Eden Area Food Pantries
We have posted information on food pantries and food services in the cities of Hayward and San Leandro and unincorporated Alameda County including Castro Valley and San Lorenzo. You can access the information here on our website. Alameda County has also released an interactive map listing food distributions and other social services. 
Your feedback is welcome. Please share the Bulletin.
The Eden Health District Board of Directors are Gordon Galvan, Chair, Mariellen Faria, Vice Chair, Roxann Lewis, Pam Russo and Thomas Lorentzen. The Chief Executive Officer is Mark Friedman.

The Eden Health District is committed to ensuring that policy makers and community members receive accurate and timely information to help make the best policy and personal choices to meet and overcome the challenges posed by the Covid-19 pandemic.

Each bulletin includes a summary of the top health, Bay Area, California, national, education and international news on the pandemic plus links to a diverse range of commentary and analysis. We publish the Bulletin on Mondays, Wednesdays and Fridays, unless the day fall on a public holiday.

Please share our bulletin with your contacts.
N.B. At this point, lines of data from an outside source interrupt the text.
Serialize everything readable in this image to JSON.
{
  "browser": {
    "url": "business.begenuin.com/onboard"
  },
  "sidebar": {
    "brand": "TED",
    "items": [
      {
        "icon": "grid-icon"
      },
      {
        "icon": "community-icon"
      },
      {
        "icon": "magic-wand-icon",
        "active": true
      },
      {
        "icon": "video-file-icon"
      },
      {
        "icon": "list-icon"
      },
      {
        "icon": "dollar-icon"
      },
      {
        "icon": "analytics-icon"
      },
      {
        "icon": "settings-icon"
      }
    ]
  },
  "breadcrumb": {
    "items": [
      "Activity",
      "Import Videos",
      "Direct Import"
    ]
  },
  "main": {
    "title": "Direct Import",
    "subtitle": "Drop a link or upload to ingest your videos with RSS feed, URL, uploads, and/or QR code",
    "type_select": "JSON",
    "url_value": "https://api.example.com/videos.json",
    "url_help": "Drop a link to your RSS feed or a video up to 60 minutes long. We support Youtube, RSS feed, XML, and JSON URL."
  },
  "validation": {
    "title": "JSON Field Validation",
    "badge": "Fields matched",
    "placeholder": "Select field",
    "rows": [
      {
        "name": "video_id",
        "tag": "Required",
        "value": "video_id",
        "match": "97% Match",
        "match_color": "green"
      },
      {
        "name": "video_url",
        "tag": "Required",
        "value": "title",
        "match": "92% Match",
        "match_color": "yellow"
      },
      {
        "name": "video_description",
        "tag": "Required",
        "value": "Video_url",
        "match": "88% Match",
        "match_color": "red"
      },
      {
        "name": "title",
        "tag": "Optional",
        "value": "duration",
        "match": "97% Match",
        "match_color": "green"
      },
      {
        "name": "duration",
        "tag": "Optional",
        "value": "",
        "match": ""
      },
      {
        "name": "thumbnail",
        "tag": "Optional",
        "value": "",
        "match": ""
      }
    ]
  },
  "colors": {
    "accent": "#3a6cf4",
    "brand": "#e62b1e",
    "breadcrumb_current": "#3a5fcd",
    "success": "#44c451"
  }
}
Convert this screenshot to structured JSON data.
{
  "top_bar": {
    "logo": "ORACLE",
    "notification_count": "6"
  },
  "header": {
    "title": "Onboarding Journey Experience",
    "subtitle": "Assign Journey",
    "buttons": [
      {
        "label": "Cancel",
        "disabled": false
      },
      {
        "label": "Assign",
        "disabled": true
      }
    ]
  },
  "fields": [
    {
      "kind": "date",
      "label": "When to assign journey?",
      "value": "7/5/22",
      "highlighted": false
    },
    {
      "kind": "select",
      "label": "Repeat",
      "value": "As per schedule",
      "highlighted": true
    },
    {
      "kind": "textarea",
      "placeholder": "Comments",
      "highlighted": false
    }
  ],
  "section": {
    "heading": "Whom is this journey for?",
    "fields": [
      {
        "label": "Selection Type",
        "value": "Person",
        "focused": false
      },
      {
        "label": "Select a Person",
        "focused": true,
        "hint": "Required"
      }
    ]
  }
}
Please click here to subscribe.

We welcome your feedback on our bulletin. Please contact editor Stephen Cassidy.